REQUIRED ACTION:
Within the entries below, find every line that has the string "worth", then copy it.

EXTRACTED MATERIAL:

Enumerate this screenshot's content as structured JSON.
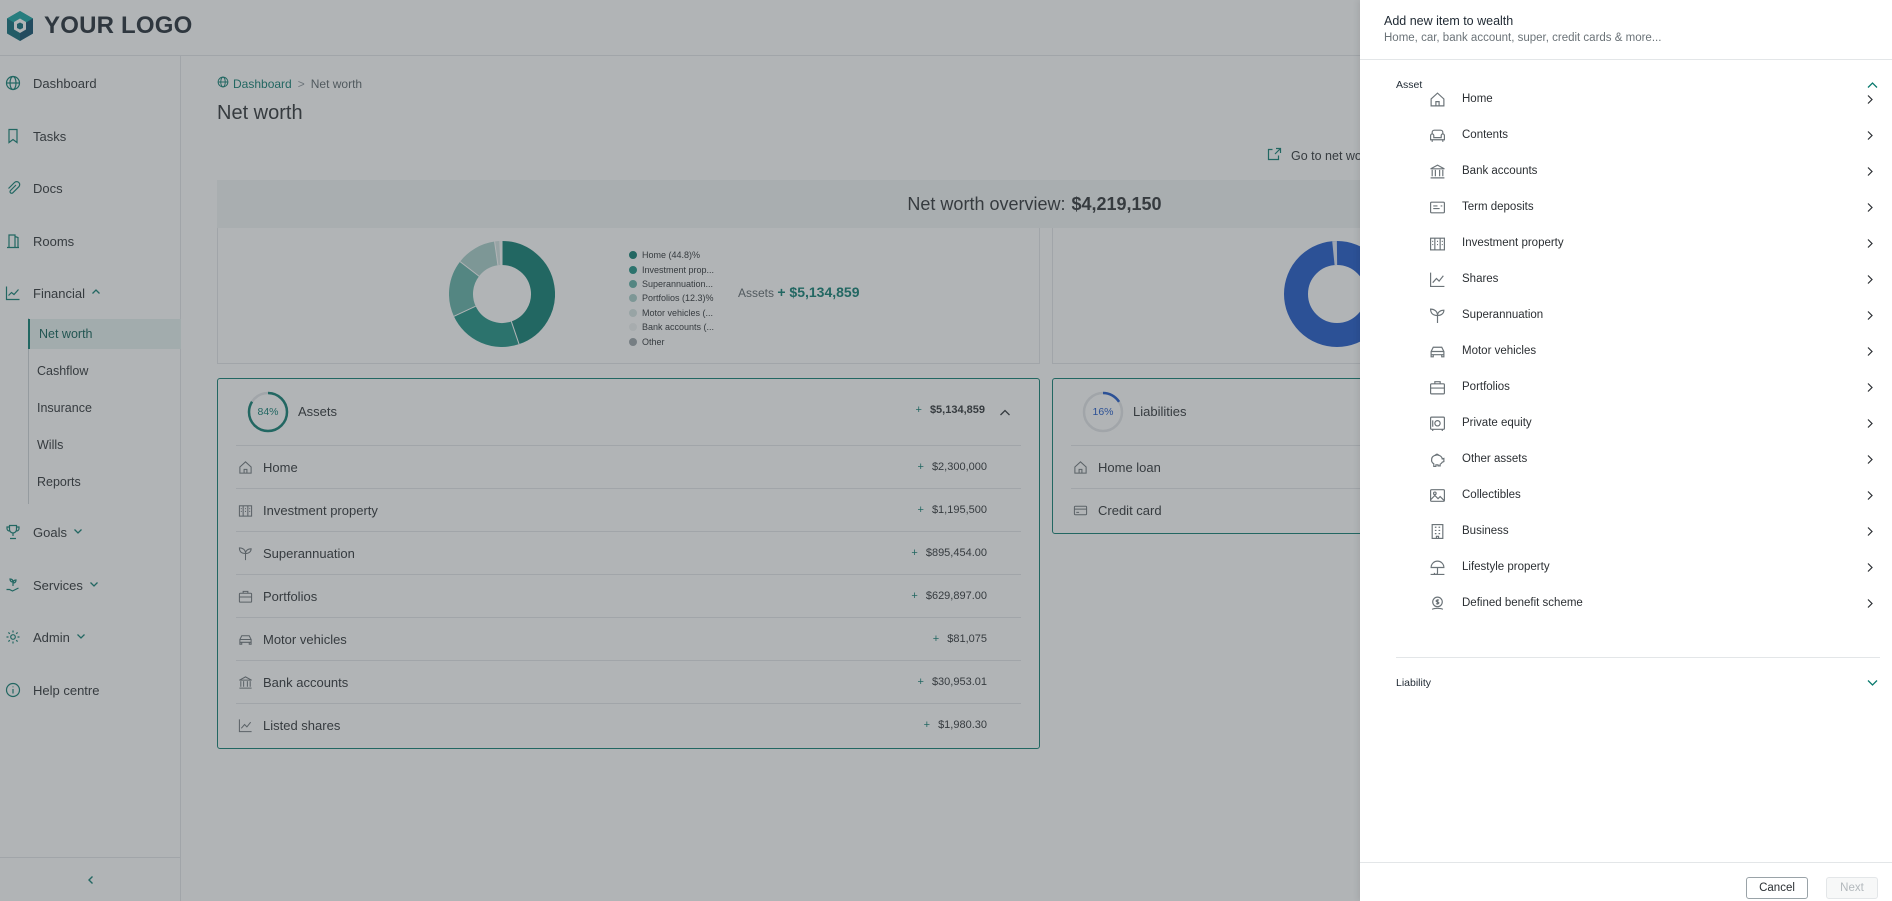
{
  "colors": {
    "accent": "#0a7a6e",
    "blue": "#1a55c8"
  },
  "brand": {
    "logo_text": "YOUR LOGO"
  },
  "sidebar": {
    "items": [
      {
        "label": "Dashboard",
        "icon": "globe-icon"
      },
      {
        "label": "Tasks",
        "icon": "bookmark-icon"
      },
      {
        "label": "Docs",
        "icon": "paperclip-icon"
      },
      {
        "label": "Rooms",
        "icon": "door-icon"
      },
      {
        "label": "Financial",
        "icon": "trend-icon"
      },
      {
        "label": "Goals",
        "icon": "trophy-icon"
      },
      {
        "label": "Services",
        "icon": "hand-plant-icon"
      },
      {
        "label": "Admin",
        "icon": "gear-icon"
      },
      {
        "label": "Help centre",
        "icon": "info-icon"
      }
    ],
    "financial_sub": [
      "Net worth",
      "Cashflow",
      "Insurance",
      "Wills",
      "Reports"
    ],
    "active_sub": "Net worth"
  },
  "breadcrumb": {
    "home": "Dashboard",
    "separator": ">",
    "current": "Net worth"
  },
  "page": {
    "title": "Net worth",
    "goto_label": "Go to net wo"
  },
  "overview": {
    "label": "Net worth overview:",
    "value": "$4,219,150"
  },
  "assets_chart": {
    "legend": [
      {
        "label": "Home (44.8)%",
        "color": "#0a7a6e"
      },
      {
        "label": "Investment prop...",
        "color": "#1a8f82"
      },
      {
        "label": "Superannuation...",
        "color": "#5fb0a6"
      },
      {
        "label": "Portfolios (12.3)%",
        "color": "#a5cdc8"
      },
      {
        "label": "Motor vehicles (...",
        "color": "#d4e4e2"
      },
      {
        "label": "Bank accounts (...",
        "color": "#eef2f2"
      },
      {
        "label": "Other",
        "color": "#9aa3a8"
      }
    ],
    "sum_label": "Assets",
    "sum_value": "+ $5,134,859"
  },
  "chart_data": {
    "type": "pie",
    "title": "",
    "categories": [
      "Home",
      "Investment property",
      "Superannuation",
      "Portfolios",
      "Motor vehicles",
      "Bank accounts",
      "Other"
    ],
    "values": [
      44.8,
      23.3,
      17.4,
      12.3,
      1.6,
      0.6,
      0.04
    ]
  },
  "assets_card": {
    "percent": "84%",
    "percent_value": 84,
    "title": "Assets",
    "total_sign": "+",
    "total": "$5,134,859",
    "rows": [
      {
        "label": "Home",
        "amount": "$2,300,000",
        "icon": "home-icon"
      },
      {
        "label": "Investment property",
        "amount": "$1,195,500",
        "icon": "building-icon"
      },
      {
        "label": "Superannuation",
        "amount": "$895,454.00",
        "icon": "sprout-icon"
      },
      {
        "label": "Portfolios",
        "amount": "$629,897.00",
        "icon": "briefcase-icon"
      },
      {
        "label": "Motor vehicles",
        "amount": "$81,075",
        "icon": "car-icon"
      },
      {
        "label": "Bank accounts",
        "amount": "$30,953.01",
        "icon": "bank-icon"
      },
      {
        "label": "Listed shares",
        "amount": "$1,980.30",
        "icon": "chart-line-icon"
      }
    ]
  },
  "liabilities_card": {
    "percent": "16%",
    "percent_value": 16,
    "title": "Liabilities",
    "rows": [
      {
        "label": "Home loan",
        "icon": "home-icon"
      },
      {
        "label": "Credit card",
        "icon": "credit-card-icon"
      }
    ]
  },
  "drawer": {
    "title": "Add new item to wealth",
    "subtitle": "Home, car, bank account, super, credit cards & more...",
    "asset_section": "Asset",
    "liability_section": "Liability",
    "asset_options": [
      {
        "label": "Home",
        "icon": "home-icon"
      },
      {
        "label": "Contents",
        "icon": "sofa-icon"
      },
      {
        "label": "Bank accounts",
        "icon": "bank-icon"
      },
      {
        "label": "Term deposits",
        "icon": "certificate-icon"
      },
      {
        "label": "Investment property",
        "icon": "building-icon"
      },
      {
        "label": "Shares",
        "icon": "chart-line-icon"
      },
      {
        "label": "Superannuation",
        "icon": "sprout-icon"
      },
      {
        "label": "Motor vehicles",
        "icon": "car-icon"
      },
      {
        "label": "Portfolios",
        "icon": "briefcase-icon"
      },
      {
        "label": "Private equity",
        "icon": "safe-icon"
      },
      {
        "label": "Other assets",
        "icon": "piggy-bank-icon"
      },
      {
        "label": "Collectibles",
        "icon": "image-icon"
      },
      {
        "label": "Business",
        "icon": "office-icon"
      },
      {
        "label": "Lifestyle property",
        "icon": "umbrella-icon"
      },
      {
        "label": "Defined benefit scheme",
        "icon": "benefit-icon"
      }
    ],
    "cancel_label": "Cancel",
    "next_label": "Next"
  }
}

OUTPUT BELOW:
      "Net worth",
    "active_sub": "Net worth"
    "current": "Net worth"
    "title": "Net worth",
    "label": "Net worth overview:",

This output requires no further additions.